Sex For Money is a semi-regular blog series about my experiences in writing, publishing, and marketing gay erotica and M/M erotic romance. All of this information is from my own experience, so your experience may differ. It’s hoped that sharing this information might be helpful to new and aspiring erotica and erotic romance authors, as I see a lot of questions and a lot of misinformation out there. To read more Sex For Money posts, click here.
Anybody who has self-published and read the fine print of the contract between publisher and vendor website will know that there’s always a clause that the price must be no higher than elsewhere. Each site that an author publishes to wants to have the books listed at a price that is competitive with all other vendors.
Usually, this isn’t a problem. If an author prices their work at $2.99, they do so on all sites that they upload to.
However, there are two notoriously difficult factors in this.
The first is that Amazon scours the web for your products and, if it finds your book elsewhere for cheaper, it will automatically lower the price of your product on their site so that it is competitive with the lowest price it can find. It does this without your permission and, from what I’ve heard, is almost impossible to undo. They’ll either undo it on their own, or they may accommodate your request to do so, but it’s more likely they’ll leave it at that lowered price and, if ever, raise it at their leisure.
The second is that Google Play will automatically discount books above a certain price. There is no set percentage that they take off of a book’s price, but rather there is a range of percentages. (This forum post gives you a good idea of the spread of discounts.) If an author’s not careful, their book will be discounted by Google Play, making it cheaper than anywhere else. And when Amazon catches on, their prices get lowered. Authors have lost tons of money over this.
The strategy that authors take, including myself, is to price books on Google Play much higher so that the automatic discount brings it down to close to regular price. However, while that forum post linked above is an excellent guide to the discounts, I find Google Play will make random deviations of a percentage point or two in their discounts. The only real way to fix it is to set the price to what you think is appropriate, give it a couple hours to change the price throughout their system, then check up on it by accessing it through the storefront… then go back into the publisher portal and adjust the price accordingly and waiting a few hours to see if it’s correct. It can take several tries, I’ve found, to get it right.
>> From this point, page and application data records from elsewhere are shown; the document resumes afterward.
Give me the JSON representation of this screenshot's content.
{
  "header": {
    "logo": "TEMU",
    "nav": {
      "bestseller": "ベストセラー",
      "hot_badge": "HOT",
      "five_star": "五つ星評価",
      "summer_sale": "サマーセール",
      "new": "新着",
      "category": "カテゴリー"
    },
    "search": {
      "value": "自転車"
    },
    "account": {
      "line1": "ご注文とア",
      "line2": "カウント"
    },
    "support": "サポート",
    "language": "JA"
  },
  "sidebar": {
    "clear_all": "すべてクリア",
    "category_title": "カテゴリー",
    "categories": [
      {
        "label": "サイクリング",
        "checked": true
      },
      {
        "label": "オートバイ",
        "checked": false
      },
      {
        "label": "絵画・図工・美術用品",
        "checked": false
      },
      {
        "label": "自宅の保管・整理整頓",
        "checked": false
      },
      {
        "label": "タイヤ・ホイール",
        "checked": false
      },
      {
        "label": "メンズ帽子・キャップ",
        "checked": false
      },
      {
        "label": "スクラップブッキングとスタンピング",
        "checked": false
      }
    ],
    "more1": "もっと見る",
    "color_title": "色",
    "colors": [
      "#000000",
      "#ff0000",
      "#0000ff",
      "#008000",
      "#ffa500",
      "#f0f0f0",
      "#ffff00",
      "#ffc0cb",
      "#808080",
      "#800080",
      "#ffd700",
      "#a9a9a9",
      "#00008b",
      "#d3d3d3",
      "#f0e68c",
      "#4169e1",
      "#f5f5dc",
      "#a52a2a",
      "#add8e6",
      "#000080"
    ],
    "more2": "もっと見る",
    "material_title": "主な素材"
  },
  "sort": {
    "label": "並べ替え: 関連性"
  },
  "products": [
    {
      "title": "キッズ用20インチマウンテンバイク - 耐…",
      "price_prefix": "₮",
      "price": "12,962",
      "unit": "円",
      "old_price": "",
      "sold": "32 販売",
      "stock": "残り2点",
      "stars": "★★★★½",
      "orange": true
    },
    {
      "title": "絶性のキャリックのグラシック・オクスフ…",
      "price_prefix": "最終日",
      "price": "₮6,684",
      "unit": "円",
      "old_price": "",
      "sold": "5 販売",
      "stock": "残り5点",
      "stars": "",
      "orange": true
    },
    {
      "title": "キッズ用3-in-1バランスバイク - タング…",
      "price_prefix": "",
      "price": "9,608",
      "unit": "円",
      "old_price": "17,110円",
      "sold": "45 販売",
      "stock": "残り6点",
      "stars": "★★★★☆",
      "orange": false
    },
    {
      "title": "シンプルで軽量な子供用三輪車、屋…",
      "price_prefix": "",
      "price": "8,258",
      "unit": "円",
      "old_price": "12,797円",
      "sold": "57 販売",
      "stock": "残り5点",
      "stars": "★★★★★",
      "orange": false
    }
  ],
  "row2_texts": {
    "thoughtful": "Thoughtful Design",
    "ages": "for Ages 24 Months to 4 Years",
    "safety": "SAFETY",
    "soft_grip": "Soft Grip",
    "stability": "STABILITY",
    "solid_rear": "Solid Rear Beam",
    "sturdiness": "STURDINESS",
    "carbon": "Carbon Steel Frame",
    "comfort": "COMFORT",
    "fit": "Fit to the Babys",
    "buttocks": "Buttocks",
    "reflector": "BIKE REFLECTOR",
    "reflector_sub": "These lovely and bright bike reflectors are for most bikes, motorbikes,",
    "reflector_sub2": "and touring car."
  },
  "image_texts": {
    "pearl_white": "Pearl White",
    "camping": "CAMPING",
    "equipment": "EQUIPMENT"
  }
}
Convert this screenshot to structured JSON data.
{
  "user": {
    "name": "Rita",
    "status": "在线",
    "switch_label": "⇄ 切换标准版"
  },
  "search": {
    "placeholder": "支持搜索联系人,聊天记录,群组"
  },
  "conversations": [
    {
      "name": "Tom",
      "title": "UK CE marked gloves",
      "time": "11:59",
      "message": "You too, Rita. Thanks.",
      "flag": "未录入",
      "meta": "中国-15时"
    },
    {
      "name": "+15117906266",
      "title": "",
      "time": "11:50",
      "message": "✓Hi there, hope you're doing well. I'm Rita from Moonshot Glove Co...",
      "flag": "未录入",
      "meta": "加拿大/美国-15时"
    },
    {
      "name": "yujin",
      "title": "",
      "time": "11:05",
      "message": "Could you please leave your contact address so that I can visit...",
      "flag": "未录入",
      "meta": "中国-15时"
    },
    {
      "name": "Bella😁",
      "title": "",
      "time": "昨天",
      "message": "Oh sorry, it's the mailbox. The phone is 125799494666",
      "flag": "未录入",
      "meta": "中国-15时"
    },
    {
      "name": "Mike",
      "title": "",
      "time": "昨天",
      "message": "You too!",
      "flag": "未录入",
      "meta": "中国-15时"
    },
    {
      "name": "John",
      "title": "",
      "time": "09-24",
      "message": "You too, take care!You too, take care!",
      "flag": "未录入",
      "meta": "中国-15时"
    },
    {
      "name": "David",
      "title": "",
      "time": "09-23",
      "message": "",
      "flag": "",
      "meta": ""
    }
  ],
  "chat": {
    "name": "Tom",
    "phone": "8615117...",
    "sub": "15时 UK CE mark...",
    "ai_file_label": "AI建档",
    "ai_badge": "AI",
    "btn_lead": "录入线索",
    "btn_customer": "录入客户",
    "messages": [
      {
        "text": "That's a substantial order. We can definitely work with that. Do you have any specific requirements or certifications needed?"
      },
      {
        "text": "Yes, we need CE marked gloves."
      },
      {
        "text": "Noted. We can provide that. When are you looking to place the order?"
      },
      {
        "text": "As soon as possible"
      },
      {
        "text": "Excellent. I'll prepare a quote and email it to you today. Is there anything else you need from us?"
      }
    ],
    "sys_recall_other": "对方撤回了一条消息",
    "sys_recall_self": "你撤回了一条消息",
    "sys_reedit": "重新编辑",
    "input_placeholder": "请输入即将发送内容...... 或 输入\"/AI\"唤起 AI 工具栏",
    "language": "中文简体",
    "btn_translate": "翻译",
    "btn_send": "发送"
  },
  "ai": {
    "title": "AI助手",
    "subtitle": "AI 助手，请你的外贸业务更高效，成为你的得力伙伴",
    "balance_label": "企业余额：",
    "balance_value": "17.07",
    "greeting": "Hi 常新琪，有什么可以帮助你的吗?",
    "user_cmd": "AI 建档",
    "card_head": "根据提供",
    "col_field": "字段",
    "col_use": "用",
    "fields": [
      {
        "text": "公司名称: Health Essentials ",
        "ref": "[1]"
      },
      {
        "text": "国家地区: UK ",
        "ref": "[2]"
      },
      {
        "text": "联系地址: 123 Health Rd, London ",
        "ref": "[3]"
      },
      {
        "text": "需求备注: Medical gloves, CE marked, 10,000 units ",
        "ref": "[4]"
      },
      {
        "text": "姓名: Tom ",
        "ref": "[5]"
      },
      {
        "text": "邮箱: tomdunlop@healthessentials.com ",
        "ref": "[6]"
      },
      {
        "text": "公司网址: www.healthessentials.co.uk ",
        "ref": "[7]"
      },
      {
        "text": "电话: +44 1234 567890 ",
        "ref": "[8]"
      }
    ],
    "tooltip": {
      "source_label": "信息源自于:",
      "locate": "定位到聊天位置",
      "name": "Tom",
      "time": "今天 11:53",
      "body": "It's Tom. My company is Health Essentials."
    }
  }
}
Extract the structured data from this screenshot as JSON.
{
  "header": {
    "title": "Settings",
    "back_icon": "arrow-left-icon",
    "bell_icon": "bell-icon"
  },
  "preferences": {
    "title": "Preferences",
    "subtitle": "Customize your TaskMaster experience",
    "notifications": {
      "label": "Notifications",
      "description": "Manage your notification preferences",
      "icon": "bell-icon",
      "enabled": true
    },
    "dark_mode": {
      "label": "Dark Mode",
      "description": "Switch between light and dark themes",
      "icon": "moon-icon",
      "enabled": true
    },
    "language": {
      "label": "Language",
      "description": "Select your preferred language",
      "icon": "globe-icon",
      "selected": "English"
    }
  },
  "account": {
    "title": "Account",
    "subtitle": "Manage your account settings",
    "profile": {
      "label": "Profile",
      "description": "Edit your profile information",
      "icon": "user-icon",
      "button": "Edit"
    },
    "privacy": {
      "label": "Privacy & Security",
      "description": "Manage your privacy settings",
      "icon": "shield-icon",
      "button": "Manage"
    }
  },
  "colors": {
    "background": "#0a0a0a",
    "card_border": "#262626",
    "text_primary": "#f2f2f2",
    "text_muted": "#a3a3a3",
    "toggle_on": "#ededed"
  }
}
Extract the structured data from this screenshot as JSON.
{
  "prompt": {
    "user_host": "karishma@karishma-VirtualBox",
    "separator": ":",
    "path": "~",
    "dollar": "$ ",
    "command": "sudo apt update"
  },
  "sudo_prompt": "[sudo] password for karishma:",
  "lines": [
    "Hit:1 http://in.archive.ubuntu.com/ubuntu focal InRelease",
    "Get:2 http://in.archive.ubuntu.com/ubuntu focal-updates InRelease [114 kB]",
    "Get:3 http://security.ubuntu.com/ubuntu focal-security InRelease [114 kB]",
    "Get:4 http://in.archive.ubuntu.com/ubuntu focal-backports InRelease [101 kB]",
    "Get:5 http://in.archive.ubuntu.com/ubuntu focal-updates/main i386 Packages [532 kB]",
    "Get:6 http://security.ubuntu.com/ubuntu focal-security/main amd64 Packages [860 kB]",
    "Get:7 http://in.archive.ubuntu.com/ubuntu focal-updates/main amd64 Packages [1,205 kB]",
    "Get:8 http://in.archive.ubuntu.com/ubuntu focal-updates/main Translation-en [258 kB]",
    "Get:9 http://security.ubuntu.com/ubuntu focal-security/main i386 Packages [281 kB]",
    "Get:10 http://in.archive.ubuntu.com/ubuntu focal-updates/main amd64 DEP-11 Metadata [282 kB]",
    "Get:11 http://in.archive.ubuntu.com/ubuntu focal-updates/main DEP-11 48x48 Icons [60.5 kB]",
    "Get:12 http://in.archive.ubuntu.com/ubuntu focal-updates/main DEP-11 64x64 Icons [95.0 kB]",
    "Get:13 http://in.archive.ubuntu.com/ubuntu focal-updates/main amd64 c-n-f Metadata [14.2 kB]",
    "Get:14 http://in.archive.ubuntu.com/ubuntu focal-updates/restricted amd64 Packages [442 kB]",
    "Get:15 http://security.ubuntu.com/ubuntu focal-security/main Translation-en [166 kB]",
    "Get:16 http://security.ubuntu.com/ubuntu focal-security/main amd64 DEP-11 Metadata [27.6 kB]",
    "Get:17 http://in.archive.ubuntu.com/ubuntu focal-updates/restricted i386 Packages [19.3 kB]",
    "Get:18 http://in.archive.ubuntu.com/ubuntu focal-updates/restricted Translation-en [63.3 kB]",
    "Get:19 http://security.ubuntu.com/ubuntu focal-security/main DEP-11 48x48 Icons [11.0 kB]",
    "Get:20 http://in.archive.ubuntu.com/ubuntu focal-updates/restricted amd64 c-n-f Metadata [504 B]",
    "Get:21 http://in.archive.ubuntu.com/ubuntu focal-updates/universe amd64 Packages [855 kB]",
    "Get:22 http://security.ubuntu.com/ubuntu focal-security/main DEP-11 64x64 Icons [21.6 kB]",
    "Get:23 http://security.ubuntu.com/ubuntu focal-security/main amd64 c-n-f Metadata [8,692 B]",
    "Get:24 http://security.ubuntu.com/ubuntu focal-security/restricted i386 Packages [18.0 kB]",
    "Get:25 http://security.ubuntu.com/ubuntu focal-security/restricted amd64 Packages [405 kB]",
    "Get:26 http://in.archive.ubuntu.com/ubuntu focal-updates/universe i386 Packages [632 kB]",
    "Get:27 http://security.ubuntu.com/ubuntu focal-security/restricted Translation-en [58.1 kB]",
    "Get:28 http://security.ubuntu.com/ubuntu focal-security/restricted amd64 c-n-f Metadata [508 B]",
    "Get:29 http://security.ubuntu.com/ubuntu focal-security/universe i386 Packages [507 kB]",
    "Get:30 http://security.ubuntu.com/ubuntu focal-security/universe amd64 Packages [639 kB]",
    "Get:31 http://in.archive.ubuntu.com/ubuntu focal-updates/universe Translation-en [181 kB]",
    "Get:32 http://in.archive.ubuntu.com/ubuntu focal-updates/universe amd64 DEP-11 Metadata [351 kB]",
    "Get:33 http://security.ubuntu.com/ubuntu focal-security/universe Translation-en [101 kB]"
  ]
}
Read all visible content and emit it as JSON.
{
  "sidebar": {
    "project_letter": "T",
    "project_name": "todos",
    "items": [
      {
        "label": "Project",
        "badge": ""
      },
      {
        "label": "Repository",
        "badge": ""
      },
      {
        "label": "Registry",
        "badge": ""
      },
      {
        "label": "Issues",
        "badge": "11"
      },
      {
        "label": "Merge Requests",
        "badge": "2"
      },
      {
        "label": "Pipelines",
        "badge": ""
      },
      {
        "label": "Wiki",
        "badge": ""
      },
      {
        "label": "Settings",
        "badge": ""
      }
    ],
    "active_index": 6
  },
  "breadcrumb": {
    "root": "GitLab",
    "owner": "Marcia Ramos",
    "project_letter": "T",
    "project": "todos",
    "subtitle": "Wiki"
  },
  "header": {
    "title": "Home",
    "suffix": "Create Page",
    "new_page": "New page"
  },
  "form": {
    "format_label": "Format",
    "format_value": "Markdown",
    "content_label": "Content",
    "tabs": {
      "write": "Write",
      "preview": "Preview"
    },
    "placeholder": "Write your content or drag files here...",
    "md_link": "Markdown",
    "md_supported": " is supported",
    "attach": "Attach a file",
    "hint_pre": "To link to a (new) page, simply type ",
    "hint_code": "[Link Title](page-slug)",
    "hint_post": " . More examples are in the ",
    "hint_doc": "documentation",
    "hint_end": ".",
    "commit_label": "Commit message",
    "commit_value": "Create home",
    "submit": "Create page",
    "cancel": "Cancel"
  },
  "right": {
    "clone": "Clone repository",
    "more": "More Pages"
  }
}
Even if this goes smoothly, there are still problems now and then. I noticed on Amazon (accessing the .com version from Canada, so your results may differ) that Men In The Hot Room: The Complete Series is priced at $1.95 USD, despite me setting it at $1.99 USD. The only explanation I can come up with is that Google Play has my book priced just under $1.99 USD and Amazon has price matched.
But here’s where it gets difficult (for non-Americans).
Presumably, all of this price adjustment stuff is based on the American prices on the American sites. When I go to Google Play it shows me Canadian prices. (I have to run everything through a currency converter, which helps me set the right price for Google Play.) However, Google Play seems to have this tendency to display “nice” prices for me in Canada. My short stories are all priced at $0.99 USD. This is below the level where Google Play automatically discounts my prices, so I don’t have to worry about that. Or so I thought. Google Play doesn’t want to show me the correct Canadian-converted price of $1.31 (as of right now). Instead, it shows me $1.09.
$1.09 CAD is equal to $0.82 USD (as of right now). I think Amazon has picked up on this. When I recently checked my Amazon catalogue, nearly all of my short stories were priced at $0.84 or less.
Because of Google Play’s tendency to do whatever-the-hell it wants with book prices, Amazon has subsequently slashed my prices, which cuts into my royalties.
However, I don’t think I’m going to do anything about it. All of my $0.99 short stories are older stories, so at this point I’m glad for any sale. And the royalty change between $0.99 and $0.84 is six cents (for a 35% royalty rate on Amazon). That’s nothing to cry over.
With my more expensive stories — the novellas and novels — the price matching has only taken a few cents off the retail price, which has a negligible effect on royalties.
Additionally, I seem to have the unusual result of Google Play being one of my bigger sellers. Most authors complain of Google Play as being a wasteland for ebooks, where a sale might happen once every few months. For me, sales are not very high, but they rank higher than Smashwords (and through Smashwords I get distributed to iBooks, B&N, Kobo, and more). My top two sales venues are Amazon and All Romance eBooks — they switch first and second place often — and then Google Play is usually close behind. My profits gained on Google Play far outweigh the profits lost on Amazon.
There is a lesson in here, though. An author must always read and understand the terms and conditions of any self-publishing site, as well as research everything they can on the industry. (I usually lurk and read the erotica authors Reddit, but don’t post there. There’s tons of good info there.) An author must also be adaptable and responsive — quick to change prices if need be, always looking for new revenue streams in case profits dwindle on a regular site, and be willing to experiment to find out what path in erotica self-publishing works best for that person.